[Stored entries]
......

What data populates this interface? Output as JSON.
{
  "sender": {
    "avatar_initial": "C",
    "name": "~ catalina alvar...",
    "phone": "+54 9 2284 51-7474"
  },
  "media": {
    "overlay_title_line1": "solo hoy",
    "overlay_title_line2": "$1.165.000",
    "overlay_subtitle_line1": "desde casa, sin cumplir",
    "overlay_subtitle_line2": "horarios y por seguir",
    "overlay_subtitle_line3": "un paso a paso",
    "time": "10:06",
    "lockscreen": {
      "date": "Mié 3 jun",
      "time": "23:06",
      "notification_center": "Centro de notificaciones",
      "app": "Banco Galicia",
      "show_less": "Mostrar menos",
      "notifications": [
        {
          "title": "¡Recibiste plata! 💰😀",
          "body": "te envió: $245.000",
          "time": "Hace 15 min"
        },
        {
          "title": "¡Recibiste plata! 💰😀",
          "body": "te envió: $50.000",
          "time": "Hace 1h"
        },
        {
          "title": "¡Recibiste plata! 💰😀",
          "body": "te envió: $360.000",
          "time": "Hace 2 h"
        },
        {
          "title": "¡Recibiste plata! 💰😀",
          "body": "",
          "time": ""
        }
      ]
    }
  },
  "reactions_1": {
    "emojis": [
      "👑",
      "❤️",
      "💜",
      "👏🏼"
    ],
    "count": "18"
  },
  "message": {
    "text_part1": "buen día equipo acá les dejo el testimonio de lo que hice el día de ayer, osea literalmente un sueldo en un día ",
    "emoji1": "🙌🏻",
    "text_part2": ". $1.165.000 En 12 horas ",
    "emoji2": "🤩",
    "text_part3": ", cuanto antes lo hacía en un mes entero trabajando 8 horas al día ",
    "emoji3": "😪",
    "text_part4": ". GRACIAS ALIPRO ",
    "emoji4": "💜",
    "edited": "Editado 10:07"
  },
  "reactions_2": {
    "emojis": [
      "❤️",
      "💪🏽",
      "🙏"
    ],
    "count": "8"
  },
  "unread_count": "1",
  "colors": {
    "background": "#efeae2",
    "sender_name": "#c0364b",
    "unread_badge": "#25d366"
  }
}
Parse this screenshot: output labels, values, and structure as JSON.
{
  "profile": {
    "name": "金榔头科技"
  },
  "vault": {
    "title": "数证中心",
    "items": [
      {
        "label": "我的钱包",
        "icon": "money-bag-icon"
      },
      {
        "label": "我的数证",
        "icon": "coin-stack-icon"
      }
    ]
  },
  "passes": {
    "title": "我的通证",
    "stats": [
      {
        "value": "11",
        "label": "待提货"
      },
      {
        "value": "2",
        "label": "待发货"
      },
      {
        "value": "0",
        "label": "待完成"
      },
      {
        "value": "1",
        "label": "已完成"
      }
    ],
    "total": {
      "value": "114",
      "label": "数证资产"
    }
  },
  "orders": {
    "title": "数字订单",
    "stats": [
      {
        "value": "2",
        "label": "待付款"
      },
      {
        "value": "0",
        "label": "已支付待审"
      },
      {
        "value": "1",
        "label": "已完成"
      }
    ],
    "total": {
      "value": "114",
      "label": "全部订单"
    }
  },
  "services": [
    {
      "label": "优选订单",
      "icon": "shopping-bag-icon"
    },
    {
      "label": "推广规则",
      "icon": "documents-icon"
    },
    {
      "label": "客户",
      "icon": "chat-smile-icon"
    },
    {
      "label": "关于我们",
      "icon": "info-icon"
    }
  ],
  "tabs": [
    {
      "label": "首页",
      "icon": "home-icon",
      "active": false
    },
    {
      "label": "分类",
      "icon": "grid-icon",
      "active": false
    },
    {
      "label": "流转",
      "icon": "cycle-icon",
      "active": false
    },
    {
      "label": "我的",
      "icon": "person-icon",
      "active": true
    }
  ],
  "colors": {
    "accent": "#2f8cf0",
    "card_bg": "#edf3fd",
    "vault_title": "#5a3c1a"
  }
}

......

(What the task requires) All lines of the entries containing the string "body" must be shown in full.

(Output of the exercise)
          "body": "te envió: $245.000",
          "body": "te envió: $50.000",
          "body": "te envió: $360.000",
          "body": "",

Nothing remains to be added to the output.